* Data section *
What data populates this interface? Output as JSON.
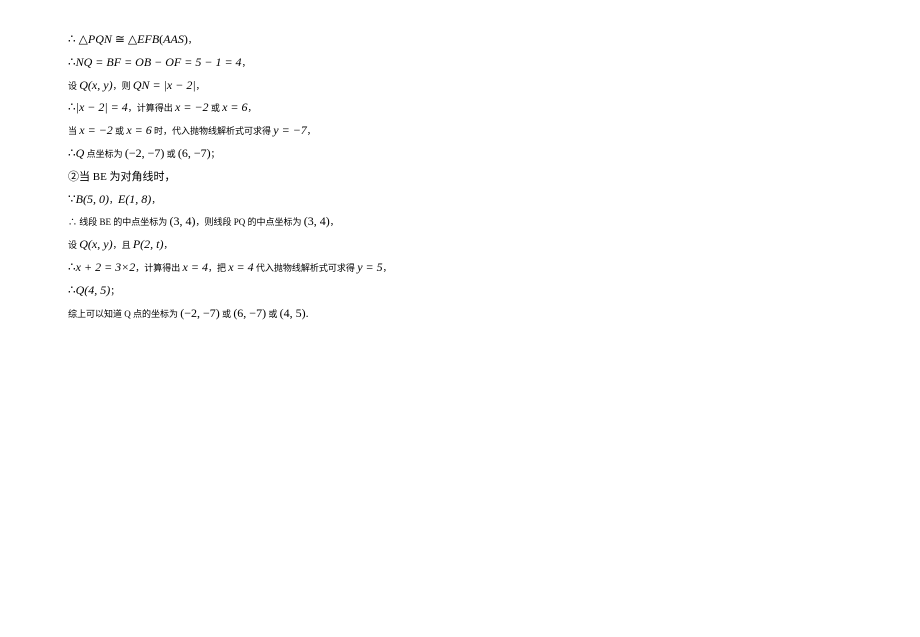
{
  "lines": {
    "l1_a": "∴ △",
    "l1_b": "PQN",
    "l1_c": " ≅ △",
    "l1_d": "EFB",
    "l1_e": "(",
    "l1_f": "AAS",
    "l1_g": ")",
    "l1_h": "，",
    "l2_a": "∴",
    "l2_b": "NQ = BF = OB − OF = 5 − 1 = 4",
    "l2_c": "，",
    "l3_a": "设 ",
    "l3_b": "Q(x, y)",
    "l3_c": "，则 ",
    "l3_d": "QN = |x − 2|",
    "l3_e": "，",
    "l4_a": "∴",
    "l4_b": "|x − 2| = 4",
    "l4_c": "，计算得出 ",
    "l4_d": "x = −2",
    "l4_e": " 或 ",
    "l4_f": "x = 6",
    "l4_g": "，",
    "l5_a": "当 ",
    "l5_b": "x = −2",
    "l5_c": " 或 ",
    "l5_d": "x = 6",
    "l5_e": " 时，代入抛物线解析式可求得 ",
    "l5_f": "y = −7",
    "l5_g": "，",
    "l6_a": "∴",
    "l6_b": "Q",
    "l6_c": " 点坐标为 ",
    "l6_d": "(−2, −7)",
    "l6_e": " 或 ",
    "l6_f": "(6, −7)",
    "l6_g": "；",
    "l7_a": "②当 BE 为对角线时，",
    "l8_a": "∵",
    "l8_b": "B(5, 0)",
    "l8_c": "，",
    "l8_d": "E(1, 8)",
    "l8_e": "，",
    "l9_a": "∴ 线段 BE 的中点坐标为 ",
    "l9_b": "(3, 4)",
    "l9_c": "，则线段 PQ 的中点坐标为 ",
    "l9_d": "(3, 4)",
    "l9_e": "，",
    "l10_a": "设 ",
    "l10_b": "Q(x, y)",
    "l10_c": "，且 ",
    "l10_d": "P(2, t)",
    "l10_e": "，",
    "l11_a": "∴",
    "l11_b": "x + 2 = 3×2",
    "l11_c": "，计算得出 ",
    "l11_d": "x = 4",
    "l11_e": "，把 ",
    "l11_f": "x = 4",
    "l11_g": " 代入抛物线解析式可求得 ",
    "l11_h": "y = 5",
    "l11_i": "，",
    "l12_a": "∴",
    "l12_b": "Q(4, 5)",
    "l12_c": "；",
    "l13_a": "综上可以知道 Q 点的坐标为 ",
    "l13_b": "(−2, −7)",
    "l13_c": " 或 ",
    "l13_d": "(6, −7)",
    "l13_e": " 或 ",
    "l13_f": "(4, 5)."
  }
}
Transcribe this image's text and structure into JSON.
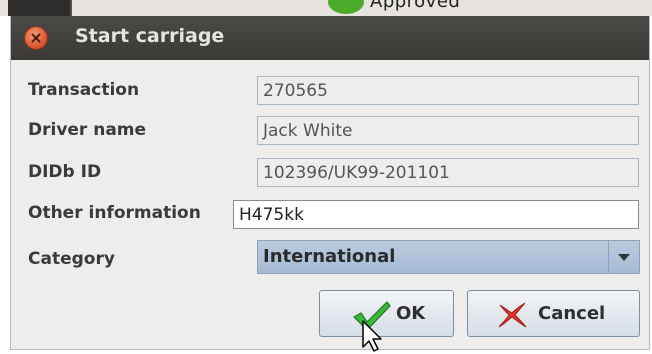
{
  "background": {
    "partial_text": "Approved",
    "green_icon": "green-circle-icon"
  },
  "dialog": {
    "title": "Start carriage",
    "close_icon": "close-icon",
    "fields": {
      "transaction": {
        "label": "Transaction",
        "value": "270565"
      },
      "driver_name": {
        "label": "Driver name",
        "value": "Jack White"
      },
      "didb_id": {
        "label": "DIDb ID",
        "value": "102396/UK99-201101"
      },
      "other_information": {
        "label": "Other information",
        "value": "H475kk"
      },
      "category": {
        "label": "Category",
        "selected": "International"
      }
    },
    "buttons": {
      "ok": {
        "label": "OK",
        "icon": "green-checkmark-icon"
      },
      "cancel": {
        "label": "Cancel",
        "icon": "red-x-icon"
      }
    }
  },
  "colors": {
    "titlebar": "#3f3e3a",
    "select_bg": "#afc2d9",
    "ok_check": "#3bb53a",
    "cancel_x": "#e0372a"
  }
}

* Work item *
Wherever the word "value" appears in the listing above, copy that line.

* Response to this exercise *
        "value": "270565"
        "value": "Jack White"
        "value": "102396/UK99-201101"
        "value": "H475kk"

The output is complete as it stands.